Given that the block allocates a certain gas for each transaction and that transactions are prevented from going out of gas, it derives that the execution of each transaction is isolated from all the other ones in terms of gas, which explains the last statement of the previous section.


This section summarizes the checks performed in protocol.

MethodChecksIf check fails
CheckTx and ProcessProposal
  • Each wrapper tx GasLimit doesn't surpass MaxBlockGas protocol parameter
  • Fees are paid with a whitelisted token and meet the minimum amount required of fee per unit of gas
  • If unshielding, the transfer must run successfully
  • Paying address has enough funds to cover fee
Reject the block
  • Wrapper transactions are listed before decrypted transactions
  • Cumulated GasLimit isn't greater than the MaxBlockGas parameter
Reject the block
  • For every tx, gas used isn't greater than the GasLimit allocated in the corresponding wrapper
Reject the transaction

Alternatives considered

Inter-chain fee payment

One may want to pay fees for a WrapperTx on Namada with some funds kept on a different chain that can communicate with Namada, so either Ethereum or an IBC-compatible chain.

This solution, though, has the following drawbacks:

  • Require an internal address (with the corresponding VP) as a target of the payment (cannot pay to the block proposer directly)
  • Since the payment must be initiated from another chain it must happen at least one block ahead of the wrapper transaction for which it's paying the fee. This means that the fee payment effectively happens in advance and we would need a mechanism to map a payment to a specific wrapper transaction
  • The payer would be an address outside of Namada which could be a problem in terms of accountability

Moreover, this technique is already feasible: it is sufficient to move funds from the external chain to an address on the Namada chain which requires the same amount of operations and the same costs.

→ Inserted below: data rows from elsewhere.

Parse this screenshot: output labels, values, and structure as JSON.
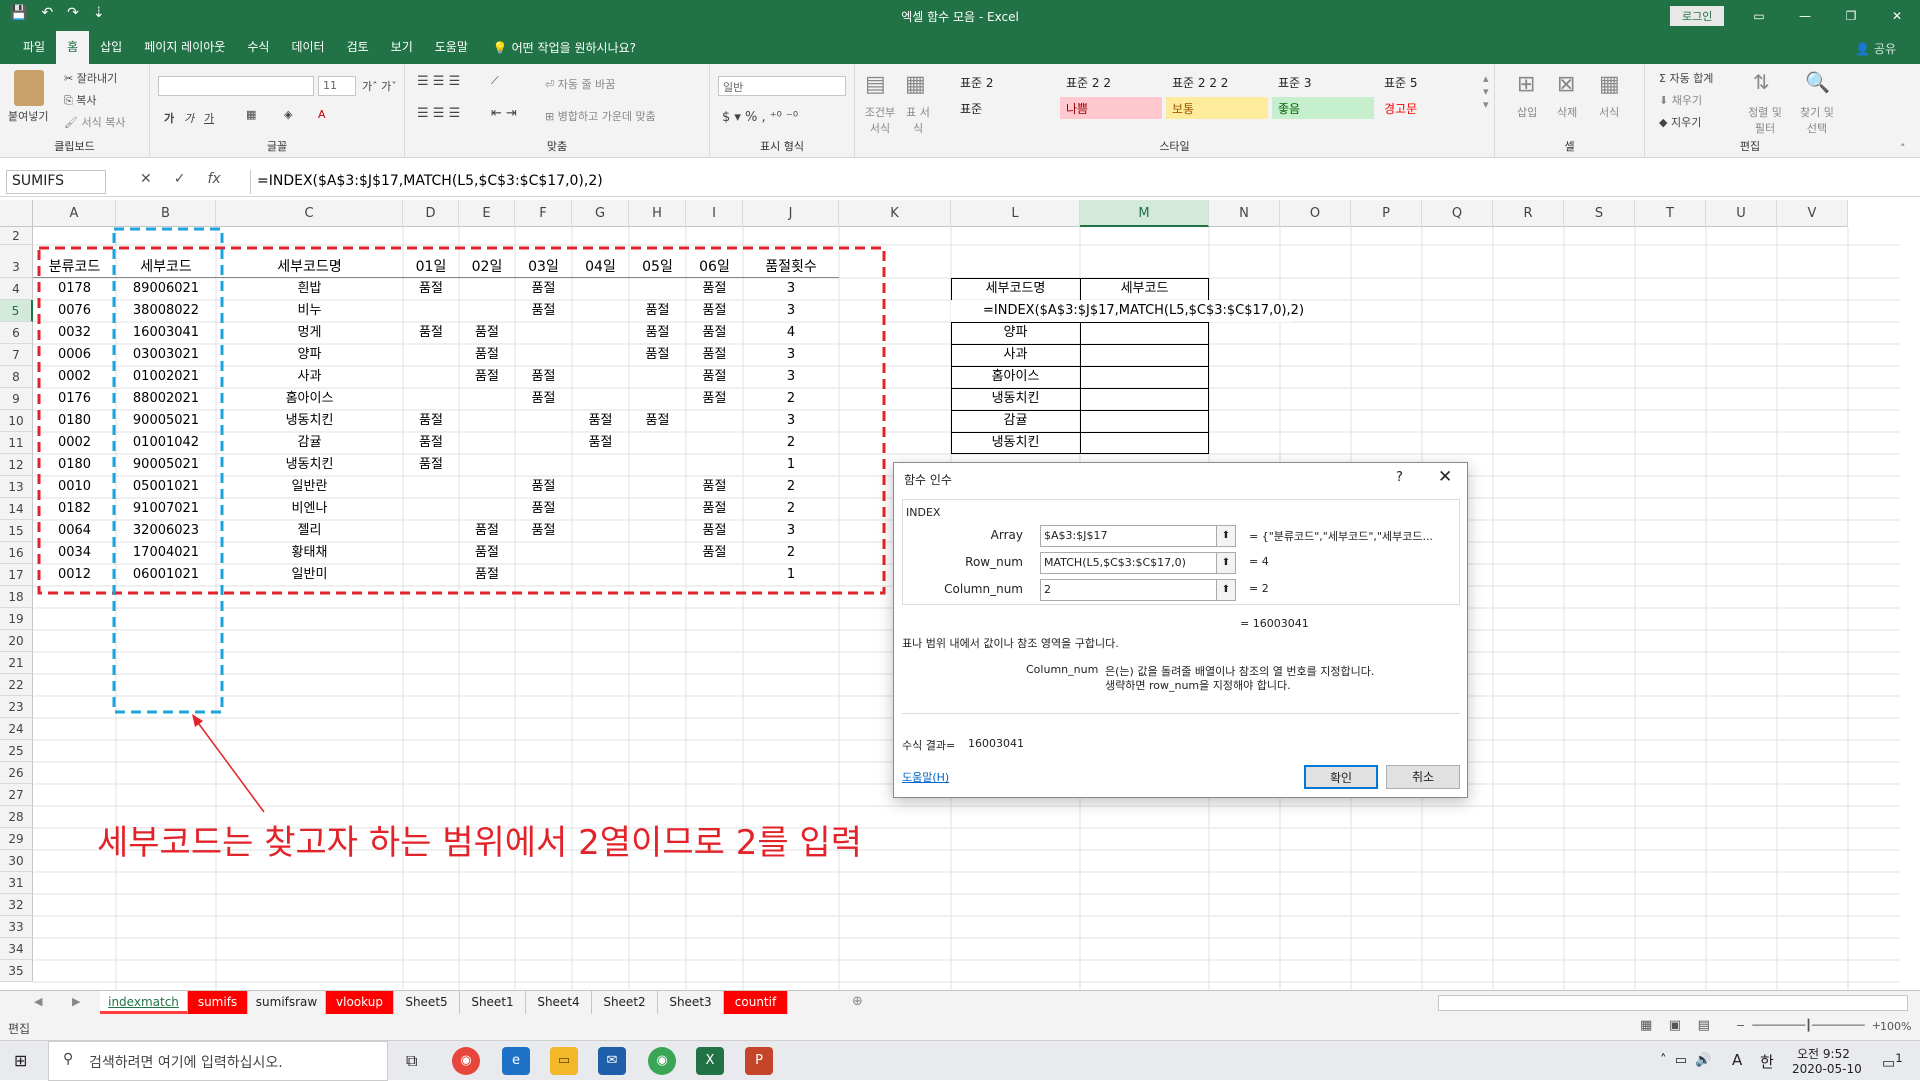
{
  "window": {
    "title": "엑셀 함수 모음  -  Excel",
    "login": "로그인",
    "qat": [
      "💾",
      "↶",
      "↷",
      "⇣"
    ]
  },
  "menu": {
    "tabs": [
      "파일",
      "홈",
      "삽입",
      "페이지 레이아웃",
      "수식",
      "데이터",
      "검토",
      "보기",
      "도움말"
    ],
    "search": "어떤 작업을 원하시나요?",
    "share": "공유"
  },
  "ribbon": {
    "clipboard": {
      "label": "클립보드",
      "paste": "붙여넣기",
      "cut": "잘라내기",
      "copy": "복사",
      "format_painter": "서식 복사"
    },
    "font": {
      "label": "글꼴",
      "size": "11",
      "bold": "가",
      "italic": "가",
      "underline": "가"
    },
    "align": {
      "label": "맞춤",
      "wrap": "자동 줄 바꿈",
      "merge": "병합하고 가운데 맞춤"
    },
    "number": {
      "label": "표시 형식",
      "format": "일반"
    },
    "styles": {
      "label": "스타일",
      "cond": "조건부 서식",
      "table": "표 서식",
      "cells": [
        {
          "text": "표준 2",
          "bg": "#ffffff",
          "color": "#222"
        },
        {
          "text": "표준 2 2",
          "bg": "#ffffff",
          "color": "#222"
        },
        {
          "text": "표준 2 2 2",
          "bg": "#ffffff",
          "color": "#222"
        },
        {
          "text": "표준 3",
          "bg": "#ffffff",
          "color": "#222"
        },
        {
          "text": "표준 5",
          "bg": "#ffffff",
          "color": "#222"
        },
        {
          "text": "표준",
          "bg": "#ffffff",
          "color": "#222"
        },
        {
          "text": "나쁨",
          "bg": "#ffc7ce",
          "color": "#9c0006"
        },
        {
          "text": "보통",
          "bg": "#ffeb9c",
          "color": "#9c5700"
        },
        {
          "text": "좋음",
          "bg": "#c6efce",
          "color": "#006100"
        },
        {
          "text": "경고문",
          "bg": "#ffffff",
          "color": "#ff0000"
        }
      ]
    },
    "cells": {
      "label": "셀",
      "insert": "삽입",
      "delete": "삭제",
      "format": "서식"
    },
    "editing": {
      "label": "편집",
      "autosum": "자동 합계",
      "fill": "채우기",
      "clear": "지우기",
      "sort": "정렬 및 필터",
      "find": "찾기 및 선택"
    }
  },
  "formula_bar": {
    "name_box": "SUMIFS",
    "formula": "=INDEX($A$3:$J$17,MATCH(L5,$C$3:$C$17,0),2)"
  },
  "columns": [
    "A",
    "B",
    "C",
    "D",
    "E",
    "F",
    "G",
    "H",
    "I",
    "J",
    "K",
    "L",
    "M",
    "N",
    "O",
    "P",
    "Q",
    "R",
    "S",
    "T",
    "U",
    "V"
  ],
  "rows": [
    "2",
    "3",
    "4",
    "5",
    "6",
    "7",
    "8",
    "9",
    "10",
    "11",
    "12",
    "13",
    "14",
    "15",
    "16",
    "17",
    "18",
    "19",
    "20",
    "21",
    "22",
    "23",
    "24",
    "25",
    "26",
    "27",
    "28",
    "29",
    "30",
    "31",
    "32",
    "33",
    "34",
    "35"
  ],
  "table": {
    "headers": [
      "분류코드",
      "세부코드",
      "세부코드명",
      "01일",
      "02일",
      "03일",
      "04일",
      "05일",
      "06일",
      "품절횟수"
    ],
    "data": [
      [
        "0178",
        "89006021",
        "흰밥",
        "품절",
        "",
        "품절",
        "",
        "",
        "품절",
        "3"
      ],
      [
        "0076",
        "38008022",
        "비누",
        "",
        "",
        "품절",
        "",
        "품절",
        "품절",
        "3"
      ],
      [
        "0032",
        "16003041",
        "멍게",
        "품절",
        "품절",
        "",
        "",
        "품절",
        "품절",
        "4"
      ],
      [
        "0006",
        "03003021",
        "양파",
        "",
        "품절",
        "",
        "",
        "품절",
        "품절",
        "3"
      ],
      [
        "0002",
        "01002021",
        "사과",
        "",
        "품절",
        "품절",
        "",
        "",
        "품절",
        "3"
      ],
      [
        "0176",
        "88002021",
        "홈아이스",
        "",
        "",
        "품절",
        "",
        "",
        "품절",
        "2"
      ],
      [
        "0180",
        "90005021",
        "냉동치킨",
        "품절",
        "",
        "",
        "품절",
        "품절",
        "",
        "3"
      ],
      [
        "0002",
        "01001042",
        "감귤",
        "품절",
        "",
        "",
        "품절",
        "",
        "",
        "2"
      ],
      [
        "0180",
        "90005021",
        "냉동치킨",
        "품절",
        "",
        "",
        "",
        "",
        "",
        "1"
      ],
      [
        "0010",
        "05001021",
        "일반란",
        "",
        "",
        "품절",
        "",
        "",
        "품절",
        "2"
      ],
      [
        "0182",
        "91007021",
        "비엔나",
        "",
        "",
        "품절",
        "",
        "",
        "품절",
        "2"
      ],
      [
        "0064",
        "32006023",
        "젤리",
        "",
        "품절",
        "품절",
        "",
        "",
        "품절",
        "3"
      ],
      [
        "0034",
        "17004021",
        "황태채",
        "",
        "품절",
        "",
        "",
        "",
        "품절",
        "2"
      ],
      [
        "0012",
        "06001021",
        "일반미",
        "",
        "품절",
        "",
        "",
        "",
        "",
        "1"
      ]
    ]
  },
  "lookup": {
    "headers": [
      "세부코드명",
      "세부코드"
    ],
    "editing_formula": "=INDEX($A$3:$J$17,MATCH(L5,$C$3:$C$17,0),2)",
    "names": [
      "양파",
      "사과",
      "홈아이스",
      "냉동치킨",
      "감귤",
      "냉동치킨"
    ]
  },
  "annotation": "세부코드는 찾고자 하는 범위에서 2열이므로 2를 입력",
  "dialog": {
    "title": "함수 인수",
    "help_q": "?",
    "close": "✕",
    "function": "INDEX",
    "args": [
      {
        "label": "Array",
        "value": "$A$3:$J$17",
        "result": "=  {\"분류코드\",\"세부코드\",\"세부코드..."
      },
      {
        "label": "Row_num",
        "value": "MATCH(L5,$C$3:$C$17,0)",
        "result": "=  4"
      },
      {
        "label": "Column_num",
        "value": "2",
        "result": "=  2"
      }
    ],
    "total": "=  16003041",
    "desc": "표나 범위 내에서 값이나 참조 영역을 구합니다.",
    "arg_name": "Column_num",
    "arg_desc1": "은(는) 값을 돌려줄 배열이나 참조의 열 번호를 지정합니다.",
    "arg_desc2": "생략하면 row_num을 지정해야 합니다.",
    "result_label": "수식 결과=",
    "result_value": "16003041",
    "help": "도움말(H)",
    "ok": "확인",
    "cancel": "취소"
  },
  "sheets": [
    {
      "name": "indexmatch",
      "style": "active"
    },
    {
      "name": "sumifs",
      "style": "red"
    },
    {
      "name": "sumifsraw",
      "style": "normal"
    },
    {
      "name": "vlookup",
      "style": "red"
    },
    {
      "name": "Sheet5",
      "style": "normal"
    },
    {
      "name": "Sheet1",
      "style": "normal"
    },
    {
      "name": "Sheet4",
      "style": "normal"
    },
    {
      "name": "Sheet2",
      "style": "normal"
    },
    {
      "name": "Sheet3",
      "style": "normal"
    },
    {
      "name": "countif",
      "style": "red"
    }
  ],
  "status": {
    "mode": "편집",
    "zoom": "100%"
  },
  "taskbar": {
    "search": "검색하려면 여기에 입력하십시오.",
    "time": "오전 9:52",
    "date": "2020-05-10",
    "ime": "A",
    "lang": "한",
    "notif": "1"
  },
  "colors": {
    "excel_green": "#217346",
    "annot_red": "#e3232a",
    "red_dash": "#e3232a",
    "blue_dash": "#1aa3dc",
    "tab_red": "#ff0000"
  }
}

So, at the cost of increased complexity of the Namada logic, this type of payment doesn't actually introduce any new feature.

Shielded fee payment

Shielded fee payment should not be supported since that would make it impossible for validator nodes to check the correctness of the payment: they could only check that the transaction run without errors but would not be able to determine the exact amount paid (which must match the GasLimit) and the token involved (must be a whitelisted one).